The Saale Cycle Route will bring you right through Kahla from Orlamünde (about 5km away) or Lobeda (around 14km). Whichever way you’re coming from the countryside is quite picturesque, so take your time and enjoy the scenery.
As pretty as you’ll find Kahla’s countryside, it is a historical town too.
The City Church of St. Margaret that you’re looking at today took 84 years to build from 1411-1495. I should say rebuild, because it was destroyed by a fire in 1410 — so that means an even older church was originally here.
As grand you’ll find the church’s architecture, it is the fact that Martin Luther preached here that makes it even more special.
Also from the Middle Ages is the Leuchtenburg. OK, what was once the Leuchtenburg. The inner and outer wall remain, as does the tower dungeon (now a museum), has a tavern, is a music and theater venue, and hosts a Walpurgis Night Festival.
Another venue for musicians and artists is the Metznersche Haus, who use the Local History Museum’s courtyard for artistic events. The building itself is a piece of Kahla’s history. It was built in the 16th century.
And back to a dungeon type experience, the Malzturm (Malt Tower) and Marterturm (Torture Tower) still survive from the town’s original Stadtmauer.
For 20th century history of Kahla, there is a Todesmarsch Stele — that is a monument to those who died here on Death March during World War II.
It’s not all about torture and history, rest assured.
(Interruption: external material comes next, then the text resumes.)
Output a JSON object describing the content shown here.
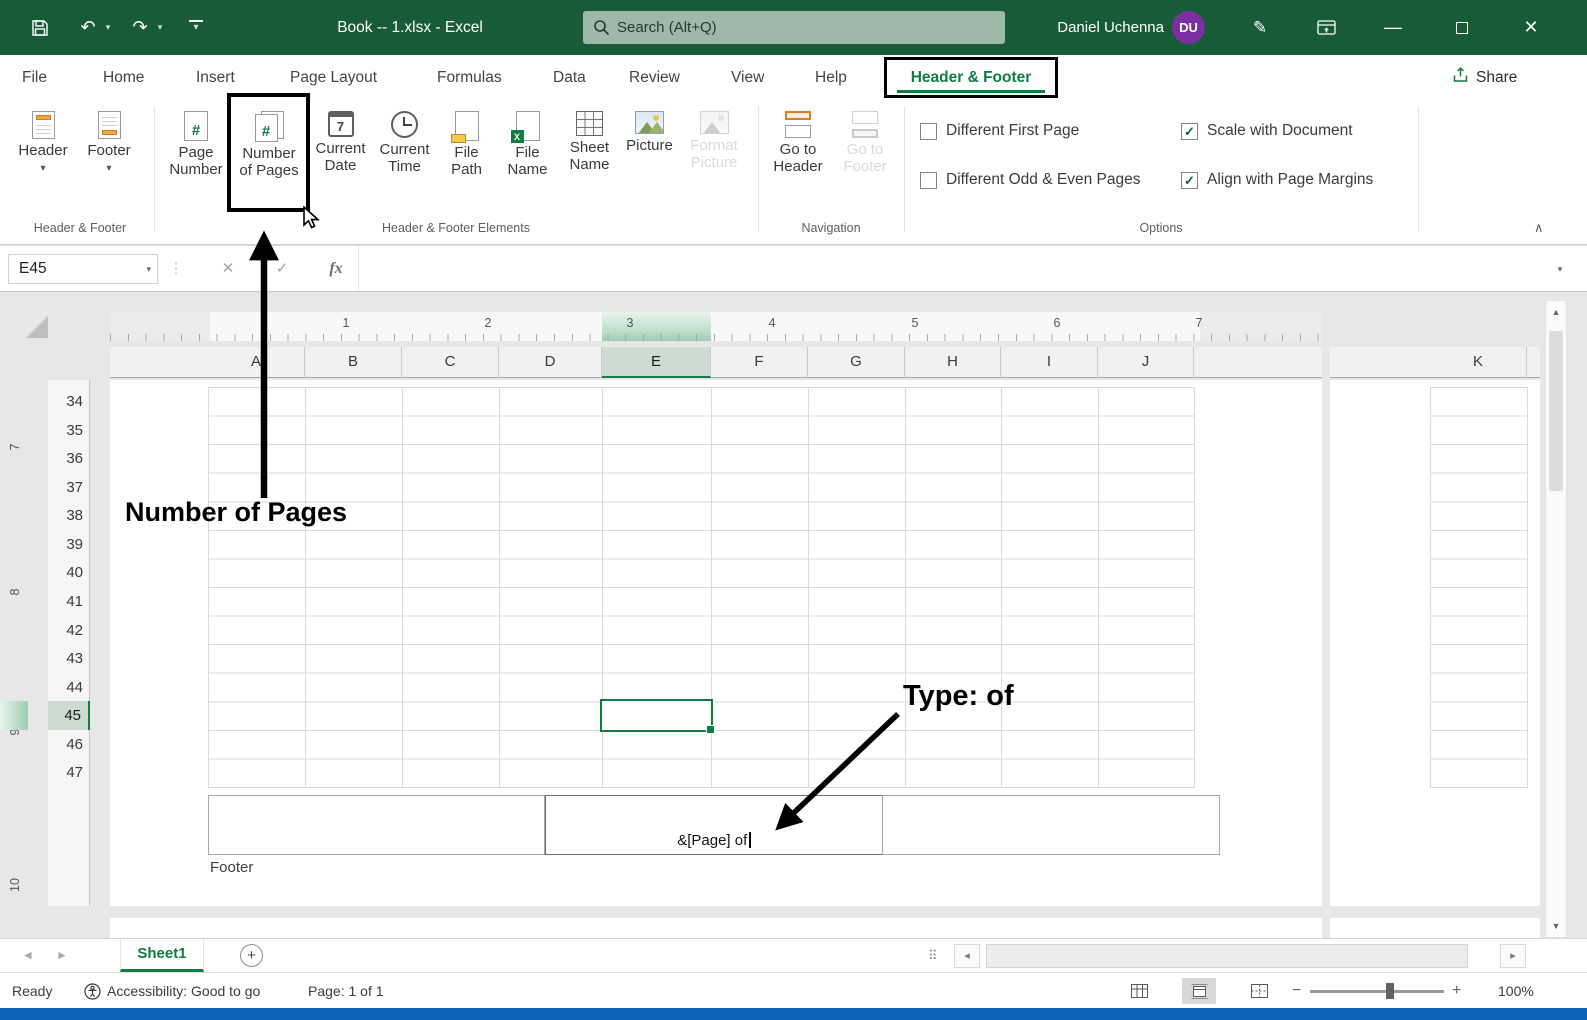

Kahla still likes to have a good time, which will be evident if you’re here for the Turner Kirmes at the end of October or the Kaninchen- und Landmarkt (also at the end of October) that sells all sorts of fish, cheeses, and locally made honey.
Eat up, because the Saale Cycle Route is waiting for you.